Yotana traced the the development of the concept of idolatry, before aruing that in one important sense an idol is a creation that reflects our fears and hopes, but has no basis outside of these, before going on to argue that belief in ethical objectivity should be seen as a form of idolatry in this sense.
Part of Off the Shelf Festival of Words
A panel discussion on Religion and Atheism: Beyond the Divide (Routledge, 2017), edited by Anthony Carroll and Richard Norman.
Is Hope Hopeless? - 11 July - Professor Robert Stern
This talk tackles the question of when it is rational to hope, and what are the criteria for legitimate hoping? Watch a recording of the talk.
Religion and Higher Education - 13 June - Professor Sir Keith Burnett
In this talk President and Vice-Chancellor Sir Keith discussed a personal view of how our religious traditions still matter to our scholarship in teaching and research.Watch a recording of the talk.
Religious Conscience and Political Reform in the English Revolution (1640-1660) - 9 May - Michael Braddick
This lecture focused in particular on the political life of John Lilburne (1615-1657), concentrating on how his religious conscience led him to propose radical secular reform. Watch a recording of the talk.

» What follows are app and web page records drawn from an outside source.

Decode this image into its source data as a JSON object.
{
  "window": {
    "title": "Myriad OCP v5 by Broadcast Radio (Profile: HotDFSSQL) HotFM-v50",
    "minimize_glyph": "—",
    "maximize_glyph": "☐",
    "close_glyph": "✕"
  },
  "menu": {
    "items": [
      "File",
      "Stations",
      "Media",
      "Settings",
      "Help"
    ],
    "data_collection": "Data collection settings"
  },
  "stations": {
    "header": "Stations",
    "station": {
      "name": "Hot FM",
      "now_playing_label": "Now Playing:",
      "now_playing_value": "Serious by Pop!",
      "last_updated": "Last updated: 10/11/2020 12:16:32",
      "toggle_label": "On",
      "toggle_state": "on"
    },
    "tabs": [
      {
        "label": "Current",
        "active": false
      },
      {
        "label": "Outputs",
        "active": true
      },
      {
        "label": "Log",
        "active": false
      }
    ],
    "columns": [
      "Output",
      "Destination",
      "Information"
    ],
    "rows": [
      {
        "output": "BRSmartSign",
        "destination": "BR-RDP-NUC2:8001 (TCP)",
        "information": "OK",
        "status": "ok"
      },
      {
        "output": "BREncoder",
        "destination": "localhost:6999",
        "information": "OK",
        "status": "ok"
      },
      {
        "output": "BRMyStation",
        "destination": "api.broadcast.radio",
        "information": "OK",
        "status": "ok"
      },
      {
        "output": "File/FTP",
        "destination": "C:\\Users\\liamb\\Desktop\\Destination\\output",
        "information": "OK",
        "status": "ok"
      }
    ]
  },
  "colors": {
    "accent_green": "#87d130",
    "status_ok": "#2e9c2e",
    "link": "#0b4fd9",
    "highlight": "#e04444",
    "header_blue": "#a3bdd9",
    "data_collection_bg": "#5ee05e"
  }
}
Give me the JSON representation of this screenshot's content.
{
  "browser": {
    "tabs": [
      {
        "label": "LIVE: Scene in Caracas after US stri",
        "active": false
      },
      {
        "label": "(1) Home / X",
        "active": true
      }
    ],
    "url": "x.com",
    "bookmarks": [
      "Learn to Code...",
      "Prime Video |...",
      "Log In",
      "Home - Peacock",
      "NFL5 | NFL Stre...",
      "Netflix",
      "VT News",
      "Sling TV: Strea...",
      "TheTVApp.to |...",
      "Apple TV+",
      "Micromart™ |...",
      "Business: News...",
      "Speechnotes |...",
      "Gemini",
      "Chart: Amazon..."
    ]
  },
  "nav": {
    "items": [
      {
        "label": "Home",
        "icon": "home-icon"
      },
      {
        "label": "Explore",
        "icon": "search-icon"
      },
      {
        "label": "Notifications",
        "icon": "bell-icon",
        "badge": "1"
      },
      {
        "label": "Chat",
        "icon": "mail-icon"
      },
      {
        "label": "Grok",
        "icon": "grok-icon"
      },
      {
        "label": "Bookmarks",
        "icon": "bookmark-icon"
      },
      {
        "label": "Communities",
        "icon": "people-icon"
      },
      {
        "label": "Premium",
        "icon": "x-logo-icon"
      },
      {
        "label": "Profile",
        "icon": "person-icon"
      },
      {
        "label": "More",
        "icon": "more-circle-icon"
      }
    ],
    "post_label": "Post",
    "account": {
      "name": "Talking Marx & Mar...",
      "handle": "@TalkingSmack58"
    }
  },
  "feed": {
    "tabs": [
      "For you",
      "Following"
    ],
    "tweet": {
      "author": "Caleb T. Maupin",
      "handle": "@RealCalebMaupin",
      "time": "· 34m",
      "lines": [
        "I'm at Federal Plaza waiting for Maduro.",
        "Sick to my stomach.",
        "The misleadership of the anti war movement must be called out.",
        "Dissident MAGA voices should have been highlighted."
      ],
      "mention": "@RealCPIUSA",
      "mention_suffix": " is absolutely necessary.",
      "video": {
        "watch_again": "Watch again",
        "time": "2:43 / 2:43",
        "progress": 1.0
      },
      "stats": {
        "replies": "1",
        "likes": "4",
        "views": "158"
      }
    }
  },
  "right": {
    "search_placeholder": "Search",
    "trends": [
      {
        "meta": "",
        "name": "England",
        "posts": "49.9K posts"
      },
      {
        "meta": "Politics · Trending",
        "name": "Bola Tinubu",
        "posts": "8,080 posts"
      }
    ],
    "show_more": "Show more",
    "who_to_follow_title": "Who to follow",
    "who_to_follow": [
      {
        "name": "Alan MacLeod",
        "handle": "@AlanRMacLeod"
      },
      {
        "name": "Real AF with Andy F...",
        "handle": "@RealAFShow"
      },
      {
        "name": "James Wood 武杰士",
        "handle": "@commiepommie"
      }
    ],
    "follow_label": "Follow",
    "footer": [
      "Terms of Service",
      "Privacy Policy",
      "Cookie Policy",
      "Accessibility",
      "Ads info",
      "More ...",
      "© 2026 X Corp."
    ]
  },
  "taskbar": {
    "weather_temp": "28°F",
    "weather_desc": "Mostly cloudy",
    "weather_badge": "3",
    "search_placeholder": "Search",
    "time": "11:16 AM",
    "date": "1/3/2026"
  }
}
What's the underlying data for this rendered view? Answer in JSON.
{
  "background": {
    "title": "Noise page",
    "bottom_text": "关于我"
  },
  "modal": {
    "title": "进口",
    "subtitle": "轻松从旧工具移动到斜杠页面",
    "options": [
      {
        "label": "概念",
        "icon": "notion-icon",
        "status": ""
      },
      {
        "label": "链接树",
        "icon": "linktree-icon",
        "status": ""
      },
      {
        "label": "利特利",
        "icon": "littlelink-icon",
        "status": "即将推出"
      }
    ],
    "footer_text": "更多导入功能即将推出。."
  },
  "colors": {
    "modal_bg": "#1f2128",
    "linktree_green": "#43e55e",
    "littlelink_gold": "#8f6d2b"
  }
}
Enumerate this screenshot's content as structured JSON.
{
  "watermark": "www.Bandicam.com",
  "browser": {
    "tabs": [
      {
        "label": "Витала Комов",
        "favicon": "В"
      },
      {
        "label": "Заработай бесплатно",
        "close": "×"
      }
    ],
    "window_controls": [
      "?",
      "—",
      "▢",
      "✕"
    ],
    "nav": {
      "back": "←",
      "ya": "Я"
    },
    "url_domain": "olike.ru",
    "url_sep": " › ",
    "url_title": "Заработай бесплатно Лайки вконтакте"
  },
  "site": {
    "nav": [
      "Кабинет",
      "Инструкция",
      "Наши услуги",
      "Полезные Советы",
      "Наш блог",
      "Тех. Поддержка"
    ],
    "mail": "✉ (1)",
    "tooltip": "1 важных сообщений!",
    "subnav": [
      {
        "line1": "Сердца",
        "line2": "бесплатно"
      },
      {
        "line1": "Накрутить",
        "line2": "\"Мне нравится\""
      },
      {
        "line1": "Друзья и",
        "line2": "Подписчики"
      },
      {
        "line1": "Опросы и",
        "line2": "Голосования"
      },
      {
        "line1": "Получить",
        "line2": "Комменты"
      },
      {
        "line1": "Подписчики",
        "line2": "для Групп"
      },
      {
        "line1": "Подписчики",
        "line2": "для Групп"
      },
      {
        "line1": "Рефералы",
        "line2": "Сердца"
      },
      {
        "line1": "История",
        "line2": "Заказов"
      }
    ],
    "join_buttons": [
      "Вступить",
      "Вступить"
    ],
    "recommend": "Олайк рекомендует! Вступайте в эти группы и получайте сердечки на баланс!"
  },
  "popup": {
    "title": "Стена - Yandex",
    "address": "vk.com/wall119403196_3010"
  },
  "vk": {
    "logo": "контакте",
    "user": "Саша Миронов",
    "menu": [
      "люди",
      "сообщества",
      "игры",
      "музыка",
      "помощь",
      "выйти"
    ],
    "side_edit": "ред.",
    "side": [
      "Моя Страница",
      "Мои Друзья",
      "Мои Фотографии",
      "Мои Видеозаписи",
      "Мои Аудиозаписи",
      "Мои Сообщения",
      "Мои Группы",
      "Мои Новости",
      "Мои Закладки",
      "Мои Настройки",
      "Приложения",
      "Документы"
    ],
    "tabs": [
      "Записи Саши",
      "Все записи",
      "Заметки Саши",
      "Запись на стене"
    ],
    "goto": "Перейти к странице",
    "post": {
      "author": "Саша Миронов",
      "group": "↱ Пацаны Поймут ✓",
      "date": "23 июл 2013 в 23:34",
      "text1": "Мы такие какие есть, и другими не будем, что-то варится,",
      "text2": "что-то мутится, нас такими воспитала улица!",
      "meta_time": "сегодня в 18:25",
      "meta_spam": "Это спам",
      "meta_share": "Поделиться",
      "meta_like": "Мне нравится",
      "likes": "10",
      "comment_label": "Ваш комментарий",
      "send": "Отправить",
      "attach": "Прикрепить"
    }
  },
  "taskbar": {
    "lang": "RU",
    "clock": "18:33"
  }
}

Putting Others Above Yourself: Does it Make Sense? - 14 March - Ryan Byerly
Byerly's proposal in this talk argues that to be others-centered is to have a tendency to promote the goods of others, rather than one’s own goods, when these goods are either equal in value or cannot be compared to one another. Watch a recording of the talk.
The Debt of Life - 7 February - Hugh Pyper
In this talk, this pressing question over what obligations the old and the young have to each other is explored from the point of view of what the biblical tradition has to say about the relationship between the old and the young and the what it means to owe someone a life. Watch a recording of the talk.
Becoming Like God: Plato on Ethical Ascent - 11 October - Angie Hobbs
This talk explored the tradition in Plato and the Stoics that a) God is rational; b) the cosmos is rationally ordered according to the laws of mathematics and physics and c) that each human contains a microcosmic spark of divine reason and that it is our divine duty to try to develop this reason as far as possible through the philosophic good life thereby assimilating ourselves to God as far as a human can. Watch a recording of the talk.
The Logic of the Golden Rule - 8 November - Peter Bradley
The so-called Golden Rule is a central principle of ethics: ‘do as you would be done by’. This talk will ask the question whether the principle offers a way for Christians, Muslims, Jews, Buddhists, Sikhs and others a place to develop a shared understanding of morality.
Events at the University
Browse upcoming public lectures, exhibitions, family events, concerts, shows and festivals across the University.